There was a sharp rise in teenage girls developing eating disorders during the Covid pandemic, an analysis of GP records has found.
A joint study by the University of Manchester, Keele University and University of Exeter looked at nine million records belonging to patients aged 10-24 years, from nearly 2,000 GP practices across the UK.
Between 2020 and 2022, they found 3,862 diagnoses of eating disorders amongst children aged 13-16 – 42% higher than expected based on earlier figures.
In the same age group, there were 9,174 cases of self-harm – 38% more than predicted.
The GP records also show a big rise in eating disorders since 2020 among wealthier people, with 52% of identified eating disorders occurring in the least deprived areas and 22% in the most deprived.
The former chancellor George Osborne has rejected suggestions that his austerity programme depleted health and social care capacity.
Giving evidence to the Covid enquiry, Osborne said that the austerity cuts had made Britain better prepared to tackle the coronavirus pandemic.
“If we had not had a clear plan to put the public finances on a sustainable path then Britain might have experienced a fiscal crisis, we would not have had the fiscal space to deal with the coronavirus pandemic when it hit,” he said.

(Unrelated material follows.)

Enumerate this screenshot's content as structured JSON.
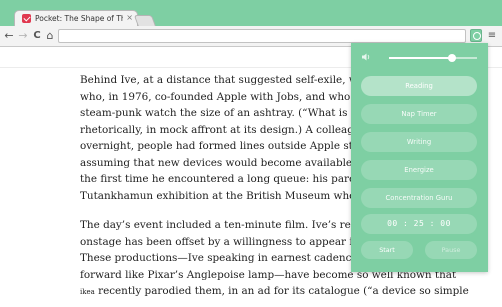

When questioned, Osborne said he did not think it was “particularly fair to apportion blame” for the Treasury’s failure to plan for lockdown. He said that scientific experts had focused on the need to prepare for a flu rather than a coronavirus pandemic.
More than 100,000 patients have seen their cancer spread as a result of delays to treatment, according to research by Macmillan Cancer Support.
The charity said that patients were facing “inhumane” situations because of a failure to deliver NHS care in time.
Its findings are based on a survey of 2,654 patients diagnosed with cancer in the past decade, of whom 6% said they had seen their cancer progress as a result of delays. This translates to 100,000 across the UK.
The charity’s analysis found that over the last decade, 180,000 cancer sufferers in the UK waited at least two months to start treatment after an urgent referral.
About one quarter of all those who suffered delays of several weeks or months believed the waits had contributed to their deterioration.
The cost of scrapping a Covid vaccine contract with the French firm Valneva was £358.6m, according to newly published figures.
Valneva was contracted to make more than 100m vaccines at its plant in West Lothian, but the UK government cancelled the deal in 2021 when it alleged that the company was in breach of the agreement. Last year the government reached a final settlement with Valneva.
The details of how much the UK government paid Valneva are available in a filing made to the United States government Securities and Exchange Commission. It shows that Valneva received €420.6m (£358.6m) as part of the supply agreement.
GP practices should not be the sole controller of their patients’ data, Tim Ferris, NHS England’s director of transformation has said.
Giving evidence to a Lords committee on integration of primary and community care, Ferris was asked whether it was time to revisit legislation on the control of GP patient data.
He said: “Thirty years ago when the law was created, it made more sense. But I think it might no longer be fit for purpose.” He told the Lords committee that NHS England could become the joint data controller with GP practices, but that any approach would require a change in legislation. Ferris cited the example of Scotland, where health boards and GPs have been joint controllers since 2019.
Patients who were exposed to air pollution experienced Covid-19 as if they were 10 years older, according to new research from Belgium. The study, which followed more than 300 patients hospitalised with Covid-19 between May 2020 and March 2021, found that people exposed to dirtier air before contracting the illness spent four days longer in hospital. This was an equivalent effect to being 10 years older.
The study also showed that air pollution levels measured in patients’ blood were linked to a 36% increase in the risk of needing intensive care treatment. A separate Danish study showed that air pollution exposure was linked to a 23% increase in the risk of death from Covid-19. In both studies, the level of air pollution was below legal EU standards.
Although previous research has suggested that air pollution led to worse Covid outcomes, these new studies are believed to be particularly reliable because they followed individual patients rather than groups.